While being able to travel freely between Australia’s two most populous states shouldn’t normally be anything out of the ordinary, in the context of the surreal world of 2020, it is nothing short of a triumph.
Indeed, there were New Year’s Eve-type celebrations at the Albury-Wodonga checkpoint, with a DJ playing for the big countdown and police blaring their sirens as the clock struck midnight.
Grey nomads, of course, are hoping that tis really is a sign that things are getting back to something like normal and that the elusive ‘borderless Big Lap’ will soon be a reality again.
NSW Premier Gladys Berejiklian said the re-opening of the NSW-Victorian border was a momentous event.
“We never want to see this ever again,” she said. “This is the last time in our lifetime this border is closed.”
The ABC reports that, as of yesterday, Victoria had recorded 23 consecutive days of no community transmission, while NSW had recorded 15.
The re-opening is a huge boost both for grey nomads who have been limited in their travel destinations, and for those communities who have missed their presence.
But, it seems, they will be counting the cost of the closures for many years to come.
The Chief executive of the Murray Regional Tourism Board, Mark Francis, said the heavy reliance of places like Echuca-Moama on tourism meant its economy had been ‘decimated’.
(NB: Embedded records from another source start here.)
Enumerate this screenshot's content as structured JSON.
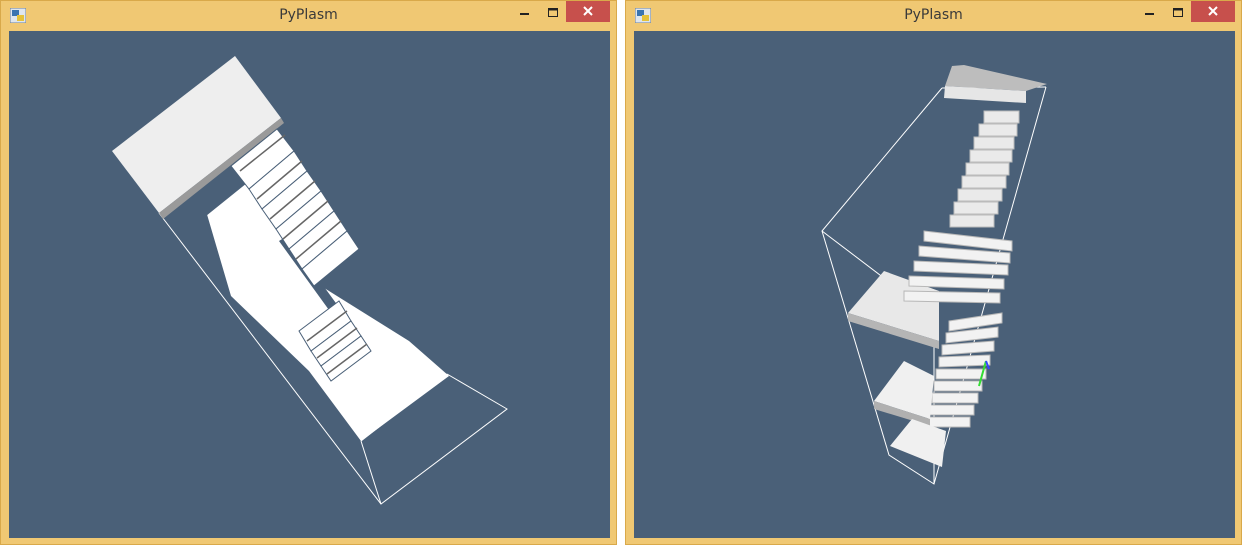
{
  "windows": [
    {
      "title": "PyPlasm",
      "icon": "python-icon",
      "viewport_background": "#4a6078",
      "model_color": "#ffffff",
      "bbox_color": "#ffffff"
    },
    {
      "title": "PyPlasm",
      "icon": "python-icon",
      "viewport_background": "#4a6078",
      "model_color": "#f2f2f2",
      "bbox_color": "#ffffff"
    }
  ],
  "controls": {
    "minimize": "minimize-icon",
    "maximize": "maximize-icon",
    "close": "close-icon"
  },
  "colors": {
    "frame": "#f0c873",
    "close_button": "#c7504c"
  }
}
“At best, we might get back to about 50% of pre-Covid outcomes for expenditure and visitation, by the end of 2021–22,” he told the ABC. “And it would take until about 2024 to actually get back to a pre-Covid perspective.”
Echuca-Moama Tourism chief executive Kathryn Mackenzie said resorts, caravan parks, and cafés had all been doing it tough.
“It has been quite crushing and now we know it will take up to four years for us to regain that end of March 2020 data,” Ms Mackenzie said. “While it’s wonderful the border is opening, it’s not just as simple as people coming back … it will be long a road back.”